▶ _Required work_
Lines with the string "icon" must each be copied from the listing.

▶ _Data supplied_
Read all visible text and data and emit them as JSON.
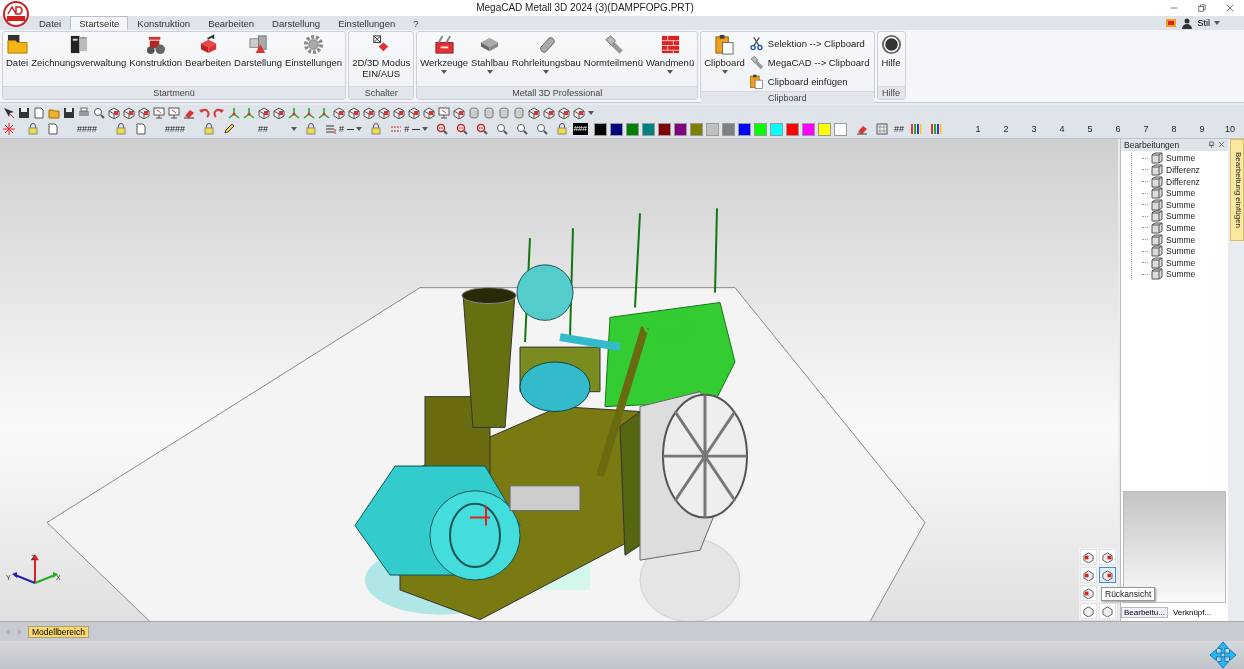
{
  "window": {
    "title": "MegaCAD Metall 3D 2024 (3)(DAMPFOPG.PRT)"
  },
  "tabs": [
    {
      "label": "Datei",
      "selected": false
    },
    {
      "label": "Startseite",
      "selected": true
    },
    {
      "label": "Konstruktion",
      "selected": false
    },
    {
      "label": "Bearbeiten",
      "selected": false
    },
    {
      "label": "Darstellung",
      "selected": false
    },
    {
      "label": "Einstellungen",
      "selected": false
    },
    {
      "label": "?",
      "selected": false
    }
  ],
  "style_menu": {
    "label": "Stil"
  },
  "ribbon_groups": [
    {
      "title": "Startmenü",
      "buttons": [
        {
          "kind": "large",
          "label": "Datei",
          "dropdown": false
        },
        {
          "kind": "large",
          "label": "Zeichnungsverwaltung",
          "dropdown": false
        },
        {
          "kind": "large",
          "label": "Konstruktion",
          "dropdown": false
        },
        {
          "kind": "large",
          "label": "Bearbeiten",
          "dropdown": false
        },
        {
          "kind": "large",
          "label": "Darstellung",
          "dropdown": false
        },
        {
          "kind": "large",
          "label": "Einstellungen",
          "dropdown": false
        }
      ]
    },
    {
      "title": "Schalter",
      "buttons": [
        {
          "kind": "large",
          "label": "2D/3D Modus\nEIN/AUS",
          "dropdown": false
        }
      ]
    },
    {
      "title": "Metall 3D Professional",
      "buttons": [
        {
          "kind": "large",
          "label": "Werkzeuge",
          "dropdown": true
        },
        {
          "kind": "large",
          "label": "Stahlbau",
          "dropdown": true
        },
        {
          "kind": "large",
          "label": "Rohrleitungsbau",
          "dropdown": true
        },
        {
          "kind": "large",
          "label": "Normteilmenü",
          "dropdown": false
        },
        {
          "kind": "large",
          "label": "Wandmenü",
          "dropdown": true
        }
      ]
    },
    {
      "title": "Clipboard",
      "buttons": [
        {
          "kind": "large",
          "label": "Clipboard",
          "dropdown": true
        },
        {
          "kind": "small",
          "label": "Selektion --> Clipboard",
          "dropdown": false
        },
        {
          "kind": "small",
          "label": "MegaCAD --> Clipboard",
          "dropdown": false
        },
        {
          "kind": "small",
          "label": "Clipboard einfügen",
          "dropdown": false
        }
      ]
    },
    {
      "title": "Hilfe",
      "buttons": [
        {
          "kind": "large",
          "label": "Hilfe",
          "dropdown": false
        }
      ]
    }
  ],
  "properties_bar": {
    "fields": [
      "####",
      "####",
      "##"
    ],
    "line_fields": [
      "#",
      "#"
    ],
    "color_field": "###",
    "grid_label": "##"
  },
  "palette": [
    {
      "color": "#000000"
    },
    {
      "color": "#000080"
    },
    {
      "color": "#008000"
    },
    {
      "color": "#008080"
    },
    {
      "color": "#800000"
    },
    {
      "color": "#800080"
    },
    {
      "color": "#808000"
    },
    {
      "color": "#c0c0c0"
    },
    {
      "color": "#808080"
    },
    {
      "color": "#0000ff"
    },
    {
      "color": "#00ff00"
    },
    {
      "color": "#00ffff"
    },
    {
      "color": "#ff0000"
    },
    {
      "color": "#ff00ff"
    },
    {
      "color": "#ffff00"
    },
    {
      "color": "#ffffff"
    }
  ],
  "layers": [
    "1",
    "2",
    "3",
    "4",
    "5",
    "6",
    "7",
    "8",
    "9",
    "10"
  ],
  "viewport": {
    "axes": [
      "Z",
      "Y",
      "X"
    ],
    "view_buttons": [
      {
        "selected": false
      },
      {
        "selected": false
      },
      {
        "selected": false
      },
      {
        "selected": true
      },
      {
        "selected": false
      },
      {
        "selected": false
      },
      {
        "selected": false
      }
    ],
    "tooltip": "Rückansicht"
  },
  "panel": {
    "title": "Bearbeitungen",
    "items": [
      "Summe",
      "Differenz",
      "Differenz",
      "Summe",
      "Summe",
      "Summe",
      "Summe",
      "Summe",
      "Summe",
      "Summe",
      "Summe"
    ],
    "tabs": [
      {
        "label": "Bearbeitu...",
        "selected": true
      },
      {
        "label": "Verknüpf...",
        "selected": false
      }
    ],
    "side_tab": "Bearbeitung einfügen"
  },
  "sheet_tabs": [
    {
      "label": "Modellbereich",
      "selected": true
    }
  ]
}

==

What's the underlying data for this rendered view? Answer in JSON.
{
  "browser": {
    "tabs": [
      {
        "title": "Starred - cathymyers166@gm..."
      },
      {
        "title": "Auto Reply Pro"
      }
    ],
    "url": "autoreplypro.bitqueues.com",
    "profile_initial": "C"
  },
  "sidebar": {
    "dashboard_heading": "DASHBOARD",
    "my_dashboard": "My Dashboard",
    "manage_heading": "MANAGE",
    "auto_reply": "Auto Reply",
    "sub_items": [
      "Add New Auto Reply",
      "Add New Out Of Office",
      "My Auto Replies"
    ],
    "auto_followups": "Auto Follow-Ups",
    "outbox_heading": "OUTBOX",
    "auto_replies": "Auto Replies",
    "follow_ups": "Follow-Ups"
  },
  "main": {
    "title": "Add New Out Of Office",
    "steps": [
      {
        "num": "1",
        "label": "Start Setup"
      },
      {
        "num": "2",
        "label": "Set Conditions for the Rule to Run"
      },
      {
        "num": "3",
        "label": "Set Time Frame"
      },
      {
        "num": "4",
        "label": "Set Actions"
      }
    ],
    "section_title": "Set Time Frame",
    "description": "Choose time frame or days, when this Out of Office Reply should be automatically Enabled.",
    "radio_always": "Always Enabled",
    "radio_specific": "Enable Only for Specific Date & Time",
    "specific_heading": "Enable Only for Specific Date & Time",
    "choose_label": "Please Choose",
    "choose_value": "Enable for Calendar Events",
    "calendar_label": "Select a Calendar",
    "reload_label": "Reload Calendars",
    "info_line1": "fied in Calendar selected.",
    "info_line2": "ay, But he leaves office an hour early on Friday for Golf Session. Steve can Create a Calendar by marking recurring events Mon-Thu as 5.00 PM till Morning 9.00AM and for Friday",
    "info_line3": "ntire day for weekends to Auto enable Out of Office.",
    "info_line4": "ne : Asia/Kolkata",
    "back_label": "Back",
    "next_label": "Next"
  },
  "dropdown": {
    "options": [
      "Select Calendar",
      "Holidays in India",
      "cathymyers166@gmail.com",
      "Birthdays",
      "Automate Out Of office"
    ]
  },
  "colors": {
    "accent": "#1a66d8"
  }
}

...

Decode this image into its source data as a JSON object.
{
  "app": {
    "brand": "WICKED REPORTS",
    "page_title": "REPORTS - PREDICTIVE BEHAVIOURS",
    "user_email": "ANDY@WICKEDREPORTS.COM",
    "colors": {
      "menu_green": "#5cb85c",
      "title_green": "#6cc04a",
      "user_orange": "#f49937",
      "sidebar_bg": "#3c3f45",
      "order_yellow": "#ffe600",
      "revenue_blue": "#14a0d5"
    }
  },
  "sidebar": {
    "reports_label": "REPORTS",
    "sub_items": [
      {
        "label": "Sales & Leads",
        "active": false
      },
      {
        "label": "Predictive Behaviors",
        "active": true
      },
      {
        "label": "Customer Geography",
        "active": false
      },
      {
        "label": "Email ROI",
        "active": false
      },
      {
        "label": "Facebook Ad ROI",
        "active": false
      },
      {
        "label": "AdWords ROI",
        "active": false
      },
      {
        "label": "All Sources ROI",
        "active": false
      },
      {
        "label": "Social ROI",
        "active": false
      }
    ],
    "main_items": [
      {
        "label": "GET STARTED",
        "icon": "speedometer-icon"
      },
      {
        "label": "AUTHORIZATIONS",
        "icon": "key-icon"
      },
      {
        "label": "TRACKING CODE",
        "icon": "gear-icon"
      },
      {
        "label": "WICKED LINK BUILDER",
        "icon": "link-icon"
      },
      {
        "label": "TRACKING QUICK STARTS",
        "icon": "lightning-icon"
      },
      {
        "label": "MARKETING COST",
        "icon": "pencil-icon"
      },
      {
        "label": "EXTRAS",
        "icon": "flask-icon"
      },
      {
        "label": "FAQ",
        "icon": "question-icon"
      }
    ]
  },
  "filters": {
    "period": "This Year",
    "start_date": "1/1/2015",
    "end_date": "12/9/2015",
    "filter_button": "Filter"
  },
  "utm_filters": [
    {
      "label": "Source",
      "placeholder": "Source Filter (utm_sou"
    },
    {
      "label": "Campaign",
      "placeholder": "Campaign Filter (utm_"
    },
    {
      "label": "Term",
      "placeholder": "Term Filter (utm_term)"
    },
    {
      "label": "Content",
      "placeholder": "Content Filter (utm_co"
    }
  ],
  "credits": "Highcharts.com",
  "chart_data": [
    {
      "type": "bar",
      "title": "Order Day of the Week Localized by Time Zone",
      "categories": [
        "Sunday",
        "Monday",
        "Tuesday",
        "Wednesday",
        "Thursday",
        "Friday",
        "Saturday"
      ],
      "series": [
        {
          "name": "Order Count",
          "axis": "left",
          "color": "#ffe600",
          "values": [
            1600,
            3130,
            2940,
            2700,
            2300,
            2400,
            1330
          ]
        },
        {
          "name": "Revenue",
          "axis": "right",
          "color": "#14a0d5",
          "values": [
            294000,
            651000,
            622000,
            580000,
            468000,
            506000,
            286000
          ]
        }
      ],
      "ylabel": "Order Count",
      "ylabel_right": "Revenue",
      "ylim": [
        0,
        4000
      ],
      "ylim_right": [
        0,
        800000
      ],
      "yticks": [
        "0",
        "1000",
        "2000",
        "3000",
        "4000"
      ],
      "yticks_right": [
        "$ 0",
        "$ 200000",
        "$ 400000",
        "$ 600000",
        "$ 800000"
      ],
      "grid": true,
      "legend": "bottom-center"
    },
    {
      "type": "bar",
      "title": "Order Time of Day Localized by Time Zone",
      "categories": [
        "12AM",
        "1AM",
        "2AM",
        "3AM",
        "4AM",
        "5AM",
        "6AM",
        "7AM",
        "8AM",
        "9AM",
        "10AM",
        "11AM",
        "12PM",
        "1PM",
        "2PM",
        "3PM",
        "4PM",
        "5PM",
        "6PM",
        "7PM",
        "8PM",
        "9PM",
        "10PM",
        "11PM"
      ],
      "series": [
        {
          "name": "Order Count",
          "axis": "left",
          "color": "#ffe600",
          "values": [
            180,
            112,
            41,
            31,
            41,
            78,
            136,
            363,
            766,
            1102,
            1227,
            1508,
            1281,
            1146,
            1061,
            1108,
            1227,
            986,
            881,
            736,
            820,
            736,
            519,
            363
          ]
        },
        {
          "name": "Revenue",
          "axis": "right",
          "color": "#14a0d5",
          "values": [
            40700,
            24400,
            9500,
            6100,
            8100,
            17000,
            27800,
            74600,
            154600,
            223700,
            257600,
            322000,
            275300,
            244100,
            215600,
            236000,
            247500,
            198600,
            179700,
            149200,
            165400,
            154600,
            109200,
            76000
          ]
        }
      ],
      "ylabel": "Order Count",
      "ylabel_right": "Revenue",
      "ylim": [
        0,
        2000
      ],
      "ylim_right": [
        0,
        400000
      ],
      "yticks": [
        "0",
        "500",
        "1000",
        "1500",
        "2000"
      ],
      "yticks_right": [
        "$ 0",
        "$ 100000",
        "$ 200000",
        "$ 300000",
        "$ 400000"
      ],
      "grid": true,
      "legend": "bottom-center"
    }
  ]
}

▶ _Response_
        "icon": "speedometer-icon"
        "icon": "key-icon"
        "icon": "gear-icon"
        "icon": "link-icon"
        "icon": "lightning-icon"
        "icon": "pencil-icon"
        "icon": "flask-icon"
        "icon": "question-icon"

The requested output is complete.